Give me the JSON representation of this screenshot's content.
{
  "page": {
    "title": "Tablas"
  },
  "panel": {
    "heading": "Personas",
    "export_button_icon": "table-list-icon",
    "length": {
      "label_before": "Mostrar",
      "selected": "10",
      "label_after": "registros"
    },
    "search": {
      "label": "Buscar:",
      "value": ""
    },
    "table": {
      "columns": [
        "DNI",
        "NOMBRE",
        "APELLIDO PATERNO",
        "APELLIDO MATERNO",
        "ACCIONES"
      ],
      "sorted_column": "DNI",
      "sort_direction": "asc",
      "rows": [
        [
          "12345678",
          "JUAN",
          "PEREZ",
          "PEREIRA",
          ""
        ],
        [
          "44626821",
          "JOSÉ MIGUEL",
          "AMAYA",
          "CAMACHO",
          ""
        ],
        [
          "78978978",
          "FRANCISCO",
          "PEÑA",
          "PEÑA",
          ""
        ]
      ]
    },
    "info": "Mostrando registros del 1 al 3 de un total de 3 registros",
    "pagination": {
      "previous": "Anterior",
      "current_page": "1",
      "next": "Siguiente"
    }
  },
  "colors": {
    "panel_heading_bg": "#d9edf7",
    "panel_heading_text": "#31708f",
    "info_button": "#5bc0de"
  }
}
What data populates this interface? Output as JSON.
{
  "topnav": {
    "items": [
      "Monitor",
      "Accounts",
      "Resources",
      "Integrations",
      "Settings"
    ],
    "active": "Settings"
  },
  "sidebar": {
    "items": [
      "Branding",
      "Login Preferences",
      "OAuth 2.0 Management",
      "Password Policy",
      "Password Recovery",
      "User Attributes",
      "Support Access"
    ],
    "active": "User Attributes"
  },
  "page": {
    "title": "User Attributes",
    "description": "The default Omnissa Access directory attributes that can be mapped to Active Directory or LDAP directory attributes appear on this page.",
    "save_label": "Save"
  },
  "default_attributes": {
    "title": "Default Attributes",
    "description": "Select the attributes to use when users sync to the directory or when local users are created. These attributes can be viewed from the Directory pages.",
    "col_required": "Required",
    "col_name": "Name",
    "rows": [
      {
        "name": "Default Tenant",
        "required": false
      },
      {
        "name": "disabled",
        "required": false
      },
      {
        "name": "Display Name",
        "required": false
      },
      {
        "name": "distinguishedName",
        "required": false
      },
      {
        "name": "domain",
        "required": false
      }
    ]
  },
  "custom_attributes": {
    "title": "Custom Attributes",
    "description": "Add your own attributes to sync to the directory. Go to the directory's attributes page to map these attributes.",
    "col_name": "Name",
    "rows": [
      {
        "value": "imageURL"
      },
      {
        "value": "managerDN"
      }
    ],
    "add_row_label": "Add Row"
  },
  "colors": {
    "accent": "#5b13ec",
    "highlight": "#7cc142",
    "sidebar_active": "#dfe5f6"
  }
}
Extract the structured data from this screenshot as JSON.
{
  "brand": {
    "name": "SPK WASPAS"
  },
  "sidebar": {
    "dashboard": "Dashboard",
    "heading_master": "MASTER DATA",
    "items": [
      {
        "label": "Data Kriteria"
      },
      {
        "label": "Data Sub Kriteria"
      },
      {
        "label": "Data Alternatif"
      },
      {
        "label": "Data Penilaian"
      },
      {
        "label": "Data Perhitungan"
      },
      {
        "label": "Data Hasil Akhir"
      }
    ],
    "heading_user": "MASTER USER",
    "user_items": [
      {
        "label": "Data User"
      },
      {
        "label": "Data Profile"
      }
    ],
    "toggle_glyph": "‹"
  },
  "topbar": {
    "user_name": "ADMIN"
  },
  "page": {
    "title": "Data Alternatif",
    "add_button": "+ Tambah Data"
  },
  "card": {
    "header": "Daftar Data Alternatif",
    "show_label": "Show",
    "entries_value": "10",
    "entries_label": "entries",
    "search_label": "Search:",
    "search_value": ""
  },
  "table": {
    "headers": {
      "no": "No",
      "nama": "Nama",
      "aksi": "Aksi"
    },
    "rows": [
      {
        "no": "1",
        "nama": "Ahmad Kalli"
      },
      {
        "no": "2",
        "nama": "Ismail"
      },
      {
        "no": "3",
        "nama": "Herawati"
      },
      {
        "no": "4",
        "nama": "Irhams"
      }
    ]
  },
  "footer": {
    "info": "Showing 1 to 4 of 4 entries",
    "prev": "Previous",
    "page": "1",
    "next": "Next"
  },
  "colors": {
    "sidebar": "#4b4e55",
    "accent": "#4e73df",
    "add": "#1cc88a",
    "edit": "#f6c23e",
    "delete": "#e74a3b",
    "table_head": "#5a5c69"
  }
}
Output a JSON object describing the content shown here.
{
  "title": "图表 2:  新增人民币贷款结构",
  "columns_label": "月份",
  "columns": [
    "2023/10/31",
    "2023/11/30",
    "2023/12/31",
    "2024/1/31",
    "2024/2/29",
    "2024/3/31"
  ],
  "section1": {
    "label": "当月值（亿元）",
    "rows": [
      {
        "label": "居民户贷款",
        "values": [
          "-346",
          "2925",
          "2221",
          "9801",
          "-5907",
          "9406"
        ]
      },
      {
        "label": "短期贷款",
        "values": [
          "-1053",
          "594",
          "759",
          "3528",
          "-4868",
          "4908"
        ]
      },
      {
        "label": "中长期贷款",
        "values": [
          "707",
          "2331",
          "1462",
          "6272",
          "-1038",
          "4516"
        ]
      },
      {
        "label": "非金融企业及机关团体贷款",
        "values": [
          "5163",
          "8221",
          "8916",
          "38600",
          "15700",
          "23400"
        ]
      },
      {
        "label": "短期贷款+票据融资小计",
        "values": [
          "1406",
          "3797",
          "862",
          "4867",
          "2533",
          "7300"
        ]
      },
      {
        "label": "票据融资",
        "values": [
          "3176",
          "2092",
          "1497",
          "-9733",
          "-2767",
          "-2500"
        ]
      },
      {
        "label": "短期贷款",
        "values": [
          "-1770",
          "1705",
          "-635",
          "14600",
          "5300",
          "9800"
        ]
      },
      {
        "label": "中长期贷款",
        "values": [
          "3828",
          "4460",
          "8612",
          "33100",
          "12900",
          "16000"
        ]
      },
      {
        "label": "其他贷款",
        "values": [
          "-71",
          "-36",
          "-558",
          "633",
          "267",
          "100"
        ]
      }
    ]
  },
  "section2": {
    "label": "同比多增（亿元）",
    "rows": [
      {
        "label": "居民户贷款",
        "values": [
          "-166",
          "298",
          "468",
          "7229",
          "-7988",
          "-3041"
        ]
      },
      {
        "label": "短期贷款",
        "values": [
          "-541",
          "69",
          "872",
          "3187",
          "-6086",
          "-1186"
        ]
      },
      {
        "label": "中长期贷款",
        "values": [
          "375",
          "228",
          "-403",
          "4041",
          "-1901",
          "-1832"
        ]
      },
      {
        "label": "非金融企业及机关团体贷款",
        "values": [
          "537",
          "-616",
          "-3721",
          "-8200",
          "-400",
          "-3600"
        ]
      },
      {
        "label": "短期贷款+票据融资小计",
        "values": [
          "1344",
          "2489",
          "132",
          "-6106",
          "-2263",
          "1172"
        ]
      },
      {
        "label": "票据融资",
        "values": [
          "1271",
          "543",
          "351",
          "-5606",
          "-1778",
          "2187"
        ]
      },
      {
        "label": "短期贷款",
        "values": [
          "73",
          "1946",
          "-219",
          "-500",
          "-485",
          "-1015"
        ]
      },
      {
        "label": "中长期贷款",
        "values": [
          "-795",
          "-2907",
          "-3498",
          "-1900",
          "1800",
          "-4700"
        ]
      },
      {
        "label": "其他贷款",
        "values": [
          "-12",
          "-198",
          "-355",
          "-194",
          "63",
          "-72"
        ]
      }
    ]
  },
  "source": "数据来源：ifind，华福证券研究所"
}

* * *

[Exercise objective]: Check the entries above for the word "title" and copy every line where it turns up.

[Answer to this task]:
    "title": "Tablas"
    "title": "User Attributes",
    "title": "Default Attributes",
    "title": "Custom Attributes",
    "title": "Data Alternatif",
  "title": "图表 2:  新增人民币贷款结构",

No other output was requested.